▸ EXERCISE PROMPT:
From the entries that follow, pick out all lines holding "desc".

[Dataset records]
* * * *

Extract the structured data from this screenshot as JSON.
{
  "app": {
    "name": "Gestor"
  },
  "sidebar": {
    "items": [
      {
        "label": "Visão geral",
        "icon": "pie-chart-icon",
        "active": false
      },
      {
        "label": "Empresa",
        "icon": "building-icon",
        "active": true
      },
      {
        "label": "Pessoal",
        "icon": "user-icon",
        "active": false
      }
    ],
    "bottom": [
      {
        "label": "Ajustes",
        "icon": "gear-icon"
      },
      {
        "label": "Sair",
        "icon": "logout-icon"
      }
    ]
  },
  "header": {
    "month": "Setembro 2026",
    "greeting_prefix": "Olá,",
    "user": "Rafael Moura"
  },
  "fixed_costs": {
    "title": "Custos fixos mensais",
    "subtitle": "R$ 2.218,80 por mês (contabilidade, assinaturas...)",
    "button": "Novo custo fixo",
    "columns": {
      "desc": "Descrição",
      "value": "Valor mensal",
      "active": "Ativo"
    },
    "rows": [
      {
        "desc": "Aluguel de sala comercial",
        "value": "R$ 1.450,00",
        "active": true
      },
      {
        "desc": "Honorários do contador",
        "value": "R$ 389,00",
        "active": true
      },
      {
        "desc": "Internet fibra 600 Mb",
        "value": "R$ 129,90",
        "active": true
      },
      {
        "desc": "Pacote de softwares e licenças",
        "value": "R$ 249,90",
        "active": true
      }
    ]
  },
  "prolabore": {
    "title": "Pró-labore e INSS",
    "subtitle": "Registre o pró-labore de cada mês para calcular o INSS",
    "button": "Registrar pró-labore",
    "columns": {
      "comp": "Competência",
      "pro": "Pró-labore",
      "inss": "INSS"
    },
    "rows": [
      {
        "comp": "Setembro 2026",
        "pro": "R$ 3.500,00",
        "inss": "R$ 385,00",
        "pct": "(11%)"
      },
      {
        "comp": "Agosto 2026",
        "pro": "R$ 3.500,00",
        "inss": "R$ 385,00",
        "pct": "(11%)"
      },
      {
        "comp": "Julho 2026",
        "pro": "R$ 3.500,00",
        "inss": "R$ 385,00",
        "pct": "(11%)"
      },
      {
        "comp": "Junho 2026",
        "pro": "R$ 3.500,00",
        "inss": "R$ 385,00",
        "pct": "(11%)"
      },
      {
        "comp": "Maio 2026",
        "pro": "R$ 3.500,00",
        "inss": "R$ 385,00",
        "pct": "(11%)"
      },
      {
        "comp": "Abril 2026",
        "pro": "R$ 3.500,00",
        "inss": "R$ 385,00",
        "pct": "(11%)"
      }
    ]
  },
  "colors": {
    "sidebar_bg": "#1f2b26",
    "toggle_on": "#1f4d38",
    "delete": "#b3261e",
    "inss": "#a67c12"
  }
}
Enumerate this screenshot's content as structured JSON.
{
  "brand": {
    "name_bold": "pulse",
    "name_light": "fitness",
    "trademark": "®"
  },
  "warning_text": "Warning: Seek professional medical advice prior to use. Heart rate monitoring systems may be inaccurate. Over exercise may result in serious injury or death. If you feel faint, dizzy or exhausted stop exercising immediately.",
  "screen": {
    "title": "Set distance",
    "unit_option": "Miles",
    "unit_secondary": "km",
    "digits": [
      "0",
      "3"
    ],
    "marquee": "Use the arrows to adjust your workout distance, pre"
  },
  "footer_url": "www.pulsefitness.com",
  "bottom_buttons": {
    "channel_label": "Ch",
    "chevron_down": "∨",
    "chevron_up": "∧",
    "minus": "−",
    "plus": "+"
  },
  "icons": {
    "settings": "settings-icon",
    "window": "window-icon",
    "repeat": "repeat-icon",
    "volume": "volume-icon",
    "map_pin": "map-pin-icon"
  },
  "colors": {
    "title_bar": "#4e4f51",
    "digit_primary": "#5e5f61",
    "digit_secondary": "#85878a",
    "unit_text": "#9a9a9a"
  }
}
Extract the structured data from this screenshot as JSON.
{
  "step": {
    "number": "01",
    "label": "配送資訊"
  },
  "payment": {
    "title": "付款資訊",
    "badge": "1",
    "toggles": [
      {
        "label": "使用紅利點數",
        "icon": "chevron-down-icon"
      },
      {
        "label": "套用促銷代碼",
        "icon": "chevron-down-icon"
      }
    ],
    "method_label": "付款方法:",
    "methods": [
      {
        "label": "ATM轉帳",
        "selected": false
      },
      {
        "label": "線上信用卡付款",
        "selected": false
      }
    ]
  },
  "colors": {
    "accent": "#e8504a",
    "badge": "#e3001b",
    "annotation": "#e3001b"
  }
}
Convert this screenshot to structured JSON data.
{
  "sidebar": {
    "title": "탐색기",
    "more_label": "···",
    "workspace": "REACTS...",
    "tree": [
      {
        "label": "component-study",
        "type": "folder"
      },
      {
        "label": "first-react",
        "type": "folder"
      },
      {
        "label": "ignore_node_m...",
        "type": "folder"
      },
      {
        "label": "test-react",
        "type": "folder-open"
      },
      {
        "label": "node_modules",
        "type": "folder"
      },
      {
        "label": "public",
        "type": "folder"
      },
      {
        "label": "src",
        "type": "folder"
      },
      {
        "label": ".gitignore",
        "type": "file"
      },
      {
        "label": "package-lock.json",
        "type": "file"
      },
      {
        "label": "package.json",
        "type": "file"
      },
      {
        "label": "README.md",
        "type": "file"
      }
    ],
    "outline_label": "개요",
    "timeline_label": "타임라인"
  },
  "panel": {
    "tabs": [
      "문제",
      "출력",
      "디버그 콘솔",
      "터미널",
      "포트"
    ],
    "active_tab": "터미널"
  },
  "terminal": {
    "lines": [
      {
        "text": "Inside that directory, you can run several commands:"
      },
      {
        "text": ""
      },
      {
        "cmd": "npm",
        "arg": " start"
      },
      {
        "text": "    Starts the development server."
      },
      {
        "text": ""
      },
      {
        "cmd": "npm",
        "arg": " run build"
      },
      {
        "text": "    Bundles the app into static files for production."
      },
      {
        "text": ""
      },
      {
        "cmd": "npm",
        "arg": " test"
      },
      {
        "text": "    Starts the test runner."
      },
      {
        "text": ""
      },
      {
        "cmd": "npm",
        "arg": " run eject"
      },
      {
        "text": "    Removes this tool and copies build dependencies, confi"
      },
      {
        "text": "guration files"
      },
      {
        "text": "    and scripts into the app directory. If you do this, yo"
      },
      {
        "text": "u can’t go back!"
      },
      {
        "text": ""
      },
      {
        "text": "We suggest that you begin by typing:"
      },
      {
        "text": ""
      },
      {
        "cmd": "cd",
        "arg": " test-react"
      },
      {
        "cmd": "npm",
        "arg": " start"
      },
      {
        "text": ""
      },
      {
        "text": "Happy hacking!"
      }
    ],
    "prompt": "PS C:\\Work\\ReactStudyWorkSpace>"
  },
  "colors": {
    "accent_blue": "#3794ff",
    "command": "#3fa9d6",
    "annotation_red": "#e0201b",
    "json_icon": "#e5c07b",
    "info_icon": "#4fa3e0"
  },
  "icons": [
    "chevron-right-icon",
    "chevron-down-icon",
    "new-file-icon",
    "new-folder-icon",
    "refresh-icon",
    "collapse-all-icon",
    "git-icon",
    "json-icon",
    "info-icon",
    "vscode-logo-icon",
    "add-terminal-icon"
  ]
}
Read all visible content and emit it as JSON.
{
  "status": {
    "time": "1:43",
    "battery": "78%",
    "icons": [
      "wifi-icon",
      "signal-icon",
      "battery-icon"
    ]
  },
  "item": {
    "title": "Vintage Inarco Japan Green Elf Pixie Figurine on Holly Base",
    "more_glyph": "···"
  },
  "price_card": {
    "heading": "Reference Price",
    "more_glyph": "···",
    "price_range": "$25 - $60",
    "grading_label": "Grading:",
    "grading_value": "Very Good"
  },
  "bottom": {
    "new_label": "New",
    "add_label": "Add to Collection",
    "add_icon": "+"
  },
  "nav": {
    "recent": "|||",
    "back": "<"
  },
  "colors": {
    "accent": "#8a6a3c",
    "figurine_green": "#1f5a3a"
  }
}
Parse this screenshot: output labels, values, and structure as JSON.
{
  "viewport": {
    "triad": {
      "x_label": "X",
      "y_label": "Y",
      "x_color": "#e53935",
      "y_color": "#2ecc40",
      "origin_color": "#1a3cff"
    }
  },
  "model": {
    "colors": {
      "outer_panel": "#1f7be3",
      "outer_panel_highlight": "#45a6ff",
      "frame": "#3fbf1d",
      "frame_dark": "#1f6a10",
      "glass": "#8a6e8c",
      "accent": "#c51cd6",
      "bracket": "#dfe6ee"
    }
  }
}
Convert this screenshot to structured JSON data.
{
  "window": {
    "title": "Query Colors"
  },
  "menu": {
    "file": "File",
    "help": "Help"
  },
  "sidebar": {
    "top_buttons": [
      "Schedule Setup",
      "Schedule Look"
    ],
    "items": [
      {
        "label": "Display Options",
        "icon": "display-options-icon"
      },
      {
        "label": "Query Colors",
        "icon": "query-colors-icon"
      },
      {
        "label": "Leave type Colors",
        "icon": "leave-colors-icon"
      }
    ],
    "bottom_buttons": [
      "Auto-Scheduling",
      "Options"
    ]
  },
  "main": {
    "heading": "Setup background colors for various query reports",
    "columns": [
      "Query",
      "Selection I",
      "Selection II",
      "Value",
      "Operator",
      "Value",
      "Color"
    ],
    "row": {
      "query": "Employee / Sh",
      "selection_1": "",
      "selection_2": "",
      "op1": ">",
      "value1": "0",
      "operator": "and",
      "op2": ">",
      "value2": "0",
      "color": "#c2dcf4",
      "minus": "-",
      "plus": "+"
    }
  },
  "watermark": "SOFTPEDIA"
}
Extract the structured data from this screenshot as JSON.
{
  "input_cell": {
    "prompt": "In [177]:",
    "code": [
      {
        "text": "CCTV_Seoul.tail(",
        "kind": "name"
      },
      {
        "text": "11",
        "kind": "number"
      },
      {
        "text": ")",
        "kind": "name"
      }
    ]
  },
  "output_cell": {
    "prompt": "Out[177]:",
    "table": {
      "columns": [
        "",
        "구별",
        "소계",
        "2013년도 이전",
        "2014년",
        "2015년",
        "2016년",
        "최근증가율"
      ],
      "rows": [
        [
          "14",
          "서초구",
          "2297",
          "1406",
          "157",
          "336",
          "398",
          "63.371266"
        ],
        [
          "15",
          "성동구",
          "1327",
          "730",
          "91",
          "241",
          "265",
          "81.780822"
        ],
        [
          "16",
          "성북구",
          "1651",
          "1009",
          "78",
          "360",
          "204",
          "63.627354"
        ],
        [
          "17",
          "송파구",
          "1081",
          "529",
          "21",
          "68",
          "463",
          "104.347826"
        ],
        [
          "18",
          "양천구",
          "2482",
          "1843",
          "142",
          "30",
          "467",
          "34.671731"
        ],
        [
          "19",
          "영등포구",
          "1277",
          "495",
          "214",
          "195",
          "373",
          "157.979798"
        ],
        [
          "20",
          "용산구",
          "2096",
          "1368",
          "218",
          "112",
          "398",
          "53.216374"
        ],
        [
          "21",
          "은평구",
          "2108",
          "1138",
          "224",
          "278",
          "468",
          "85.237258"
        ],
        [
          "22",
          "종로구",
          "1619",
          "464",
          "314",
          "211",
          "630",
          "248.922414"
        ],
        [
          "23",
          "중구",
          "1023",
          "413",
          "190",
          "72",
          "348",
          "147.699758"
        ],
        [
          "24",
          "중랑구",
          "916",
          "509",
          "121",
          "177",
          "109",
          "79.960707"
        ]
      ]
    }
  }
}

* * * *

▸ OUTPUT BELOW:
      "desc": "Descrição",
        "desc": "Aluguel de sala comercial",
        "desc": "Honorários do contador",
        "desc": "Internet fibra 600 Mb",
        "desc": "Pacote de softwares e licenças",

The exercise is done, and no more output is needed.